December 24, 1972; p. 12
By Blanche Claycomb
A memory I shall always treasure is a mental picture of our eldest son. Jim was about fifteen months old, and the sights and sounds of Christmas filled his little eyes and heart with joy. A busy little toddler, he was especially drawn to the Christmas tree and all its decorations.
. . . My husband and I decided to teach Jim the real meaning of Christmas. I bought and hung a little golden bell on the lower branch of the tree, right where Jim could see and touch it. The bell sounded with a lovely tinkle which made our son laugh with glee.

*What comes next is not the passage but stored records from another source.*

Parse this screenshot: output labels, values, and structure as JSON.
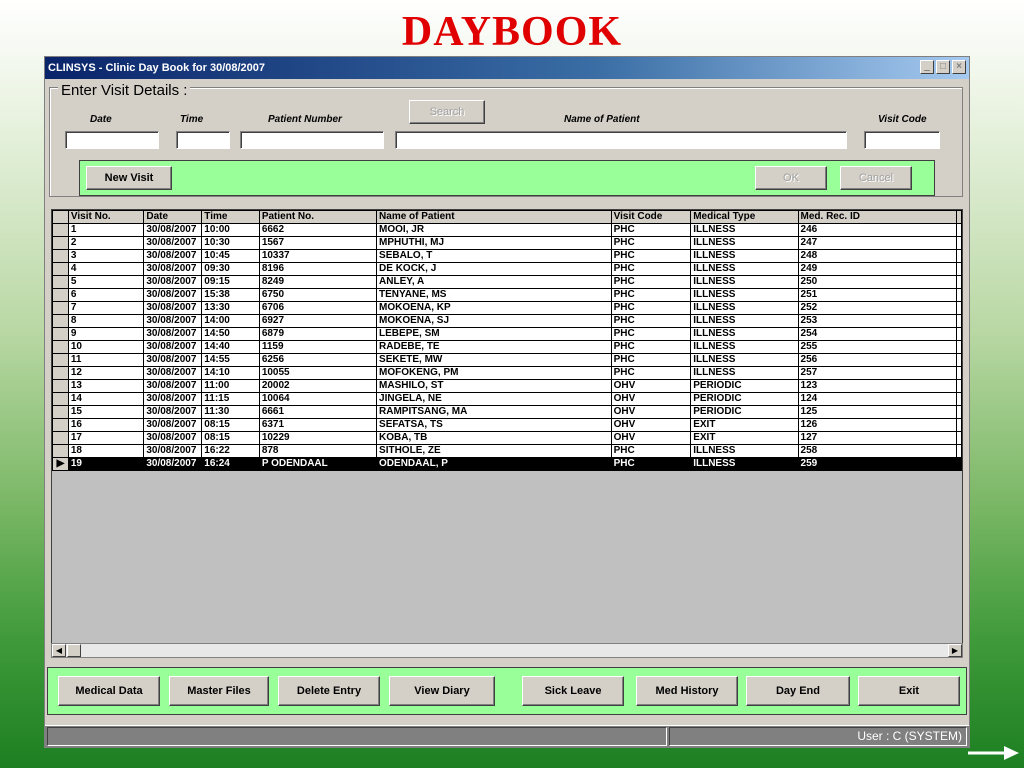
{
  "slide": {
    "title": "DAYBOOK"
  },
  "window": {
    "title": "CLINSYS - Clinic Day Book for 30/08/2007",
    "min": "_",
    "max": "□",
    "close": "×"
  },
  "visit_details": {
    "legend": "Enter Visit Details :",
    "labels": {
      "date": "Date",
      "time": "Time",
      "patient_number": "Patient Number",
      "name": "Name of Patient",
      "visit_code": "Visit Code"
    },
    "search_button": "Search",
    "new_visit_button": "New Visit",
    "ok_button": "OK",
    "cancel_button": "Cancel"
  },
  "grid": {
    "columns": [
      "Visit No.",
      "Date",
      "Time",
      "Patient No.",
      "Name of Patient",
      "Visit Code",
      "Medical Type",
      "Med. Rec. ID"
    ],
    "rows": [
      [
        "1",
        "30/08/2007",
        "10:00",
        "6662",
        "MOOI, JR",
        "PHC",
        "ILLNESS",
        "246"
      ],
      [
        "2",
        "30/08/2007",
        "10:30",
        "1567",
        "MPHUTHI, MJ",
        "PHC",
        "ILLNESS",
        "247"
      ],
      [
        "3",
        "30/08/2007",
        "10:45",
        "10337",
        "SEBALO, T",
        "PHC",
        "ILLNESS",
        "248"
      ],
      [
        "4",
        "30/08/2007",
        "09:30",
        "8196",
        "DE KOCK, J",
        "PHC",
        "ILLNESS",
        "249"
      ],
      [
        "5",
        "30/08/2007",
        "09:15",
        "8249",
        "ANLEY, A",
        "PHC",
        "ILLNESS",
        "250"
      ],
      [
        "6",
        "30/08/2007",
        "15:38",
        "6750",
        "TENYANE, MS",
        "PHC",
        "ILLNESS",
        "251"
      ],
      [
        "7",
        "30/08/2007",
        "13:30",
        "6706",
        "MOKOENA, KP",
        "PHC",
        "ILLNESS",
        "252"
      ],
      [
        "8",
        "30/08/2007",
        "14:00",
        "6927",
        "MOKOENA, SJ",
        "PHC",
        "ILLNESS",
        "253"
      ],
      [
        "9",
        "30/08/2007",
        "14:50",
        "6879",
        "LEBEPE, SM",
        "PHC",
        "ILLNESS",
        "254"
      ],
      [
        "10",
        "30/08/2007",
        "14:40",
        "1159",
        "RADEBE, TE",
        "PHC",
        "ILLNESS",
        "255"
      ],
      [
        "11",
        "30/08/2007",
        "14:55",
        "6256",
        "SEKETE, MW",
        "PHC",
        "ILLNESS",
        "256"
      ],
      [
        "12",
        "30/08/2007",
        "14:10",
        "10055",
        "MOFOKENG, PM",
        "PHC",
        "ILLNESS",
        "257"
      ],
      [
        "13",
        "30/08/2007",
        "11:00",
        "20002",
        "MASHILO, ST",
        "OHV",
        "PERIODIC",
        "123"
      ],
      [
        "14",
        "30/08/2007",
        "11:15",
        "10064",
        "JINGELA, NE",
        "OHV",
        "PERIODIC",
        "124"
      ],
      [
        "15",
        "30/08/2007",
        "11:30",
        "6661",
        "RAMPITSANG, MA",
        "OHV",
        "PERIODIC",
        "125"
      ],
      [
        "16",
        "30/08/2007",
        "08:15",
        "6371",
        "SEFATSA, TS",
        "OHV",
        "EXIT",
        "126"
      ],
      [
        "17",
        "30/08/2007",
        "08:15",
        "10229",
        "KOBA, TB",
        "OHV",
        "EXIT",
        "127"
      ],
      [
        "18",
        "30/08/2007",
        "16:22",
        "878",
        "SITHOLE, ZE",
        "PHC",
        "ILLNESS",
        "258"
      ],
      [
        "19",
        "30/08/2007",
        "16:24",
        "P ODENDAAL",
        "ODENDAAL, P",
        "PHC",
        "ILLNESS",
        "259"
      ]
    ],
    "selected_row": 18,
    "row_indicator": "▶"
  },
  "toolbar": {
    "buttons": [
      "Medical Data",
      "Master Files",
      "Delete Entry",
      "View Diary",
      "Sick Leave",
      "Med History",
      "Day End",
      "Exit"
    ]
  },
  "status": {
    "user": "User : C  (SYSTEM)"
  },
  "colors": {
    "green_panel": "#99ff99",
    "title_red": "#e00000"
  }
}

His daddy or I would ask him to ring the bell, which he loved to do. When he did so we would sit down and look at a picture of the nativity scene and read a story of the first Christmas. Sometimes he rang the bell just as I would be my busiest with the dishes or sewing, but we always found the time for our little ritual. I thank God we took the time, for we have been richly blessed.
This simple action became a real joy and pleasure for the children. The time of teaching has helped us, as a family, to keep our mind on the real meaning of Christmas.
Our tree now has three bells. Each of our children received his or her own bell when they were old enough to understand. When we asked, the child would run to the tree and ring his own bell. Our second son, Philip, was given his bell by his Grandma on his first birthday. Our youngest, Annette, has a hand-made ceramic bell given to her by Mrs. Zinn, an adopted “Grandma.” She was a member of the congregation with which we ministered in Topeka, Kans. She had been almost a part of our family and had heard of our little tradition, so she wanted to do something for her adopted granddaughter.
The bells bring back many memories as we unpack and hang them each year. With lots of “do you remember?” statements, memories come flooding back as my husband and I watch the children hang their bells. Jim’s is now at the top of the tree. Philip’s is somewhere around the middle and Annette’s is just below his.
Alone, the bells have no meaning. But combined with the love we have for one another as a family, the love of God, the story of Christmas shared from the Word of God, and prayers, we feel our children have a better chance of understanding what God did for us that night about two thousand years ago.
I am looking forward each year to trimming the tree. Amidst bowls of popcorn and mugs of hot cocoa, we unpack the bells, and try to be more aware of what Christmas really is. We want to appreciate the greatest gift ever given: God’s Son whom we love, and especially remember this time of the year.
Blanche Claycomb is a freelance writer who lives in Joplin, Mo.